And there is nothing more embarrassing and ridiculous than cliche-ridden badly done hard boiled crime like Mickey Spillane (OK, it’s kinda funny), Bones (yikes!), Fatal Attraction (GAH!) and sadly I could go on and on.
The essential ingredients needed to produce quality crime writing are a consistent and believable tone, a fully developed central character/narrator and solid cast of supporting characters that allow you to suspend your disbelief until the final page is turned.
In recent years there have been a number of successful crime series in comics–(Darwyn Cooke’s Hunter adaptations, Brian Azzarello and Eduardo Risso’s 100 Bullets and Warren Ellis’ Fell ) and quite a few crime comics that fall headlong into cliche (the last four Sin City GNs).
One of today’s most popular crime series is Criminal by Ed Brubaker and Sean Phillips.

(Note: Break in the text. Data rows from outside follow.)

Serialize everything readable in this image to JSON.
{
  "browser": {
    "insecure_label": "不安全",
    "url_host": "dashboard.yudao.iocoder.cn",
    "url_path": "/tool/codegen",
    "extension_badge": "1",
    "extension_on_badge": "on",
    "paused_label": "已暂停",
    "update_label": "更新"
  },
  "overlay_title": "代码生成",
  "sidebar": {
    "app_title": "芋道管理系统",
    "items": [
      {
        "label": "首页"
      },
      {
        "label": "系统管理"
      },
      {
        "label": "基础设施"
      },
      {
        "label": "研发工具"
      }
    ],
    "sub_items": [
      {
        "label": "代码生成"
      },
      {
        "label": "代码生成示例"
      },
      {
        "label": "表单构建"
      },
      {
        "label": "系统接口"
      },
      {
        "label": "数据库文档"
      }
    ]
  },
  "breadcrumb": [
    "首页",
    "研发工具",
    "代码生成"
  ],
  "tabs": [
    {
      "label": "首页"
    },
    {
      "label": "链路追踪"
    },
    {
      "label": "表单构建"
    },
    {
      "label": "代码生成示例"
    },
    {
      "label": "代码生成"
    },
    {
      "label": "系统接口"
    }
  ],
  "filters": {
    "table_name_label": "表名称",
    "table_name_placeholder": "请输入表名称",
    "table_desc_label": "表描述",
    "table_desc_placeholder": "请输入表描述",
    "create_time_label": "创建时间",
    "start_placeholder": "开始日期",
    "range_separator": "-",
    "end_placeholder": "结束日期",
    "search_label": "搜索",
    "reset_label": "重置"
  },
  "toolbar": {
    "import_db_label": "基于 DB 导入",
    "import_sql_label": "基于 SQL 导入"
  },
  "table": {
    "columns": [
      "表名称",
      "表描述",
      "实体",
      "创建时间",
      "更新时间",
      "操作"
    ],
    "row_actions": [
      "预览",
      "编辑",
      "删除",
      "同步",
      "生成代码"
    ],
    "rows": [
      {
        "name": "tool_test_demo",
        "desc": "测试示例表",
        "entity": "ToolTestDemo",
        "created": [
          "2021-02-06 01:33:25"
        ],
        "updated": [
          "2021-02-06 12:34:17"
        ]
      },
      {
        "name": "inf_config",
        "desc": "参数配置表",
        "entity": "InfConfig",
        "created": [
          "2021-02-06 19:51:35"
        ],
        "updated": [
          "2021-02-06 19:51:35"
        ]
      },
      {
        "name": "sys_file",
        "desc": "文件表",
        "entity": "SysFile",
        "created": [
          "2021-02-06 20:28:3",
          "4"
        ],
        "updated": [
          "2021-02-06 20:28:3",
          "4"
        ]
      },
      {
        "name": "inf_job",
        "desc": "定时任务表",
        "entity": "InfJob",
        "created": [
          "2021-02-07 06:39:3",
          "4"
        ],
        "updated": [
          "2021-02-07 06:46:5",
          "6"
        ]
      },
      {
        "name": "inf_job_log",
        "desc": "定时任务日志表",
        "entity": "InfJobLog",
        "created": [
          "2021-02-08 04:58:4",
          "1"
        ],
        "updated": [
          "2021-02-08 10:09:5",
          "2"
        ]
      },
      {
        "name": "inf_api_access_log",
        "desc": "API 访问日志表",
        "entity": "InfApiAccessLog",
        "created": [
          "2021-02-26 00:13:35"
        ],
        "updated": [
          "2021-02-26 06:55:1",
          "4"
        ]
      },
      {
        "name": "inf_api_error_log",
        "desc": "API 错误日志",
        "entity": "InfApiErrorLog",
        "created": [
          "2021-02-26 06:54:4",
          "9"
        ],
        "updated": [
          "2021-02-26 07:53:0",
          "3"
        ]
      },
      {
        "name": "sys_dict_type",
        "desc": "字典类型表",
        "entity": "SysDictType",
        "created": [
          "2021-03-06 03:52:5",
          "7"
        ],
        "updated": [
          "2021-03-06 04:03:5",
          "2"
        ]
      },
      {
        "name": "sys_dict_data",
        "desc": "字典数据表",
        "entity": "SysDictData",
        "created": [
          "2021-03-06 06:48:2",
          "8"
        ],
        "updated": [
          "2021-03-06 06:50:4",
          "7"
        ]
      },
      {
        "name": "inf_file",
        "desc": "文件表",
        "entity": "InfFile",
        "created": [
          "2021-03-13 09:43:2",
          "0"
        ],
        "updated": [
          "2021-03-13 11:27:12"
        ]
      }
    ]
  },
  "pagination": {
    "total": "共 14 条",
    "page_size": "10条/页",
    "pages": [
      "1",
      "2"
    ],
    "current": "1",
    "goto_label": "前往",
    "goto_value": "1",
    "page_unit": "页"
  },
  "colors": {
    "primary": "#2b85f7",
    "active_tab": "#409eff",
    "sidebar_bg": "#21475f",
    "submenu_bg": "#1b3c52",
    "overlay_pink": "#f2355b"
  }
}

For February’s Discussion Group we’ll be looking closely at two of Criminal’s story-arcs and examining what makes the stories work. How do the writer and artist avoid cliches or how do they use them to enhance the story? How do the creators use the comic medium to their unique advantage versus a prose writer or film director treating the same material?
Please plan to join us on Saturday February 18th at 1:00pm down at Heroes Headquarters and help us get the facts straight about Criminal: Bad Night and Criminal: The Last of the Innocent. Just leave yer pieces at home, but bring an open mind along with an air-tight alibi (See??? Bad Crime writing is a breeze!!!).
As usual, Heroes is offering the Discussion Group 10% Discount on both books, Just remember to mention the Discussion Group as you check out. We’ll see you on February 18th; and as always, Dames are welcome (Dear God, somebody stop me!)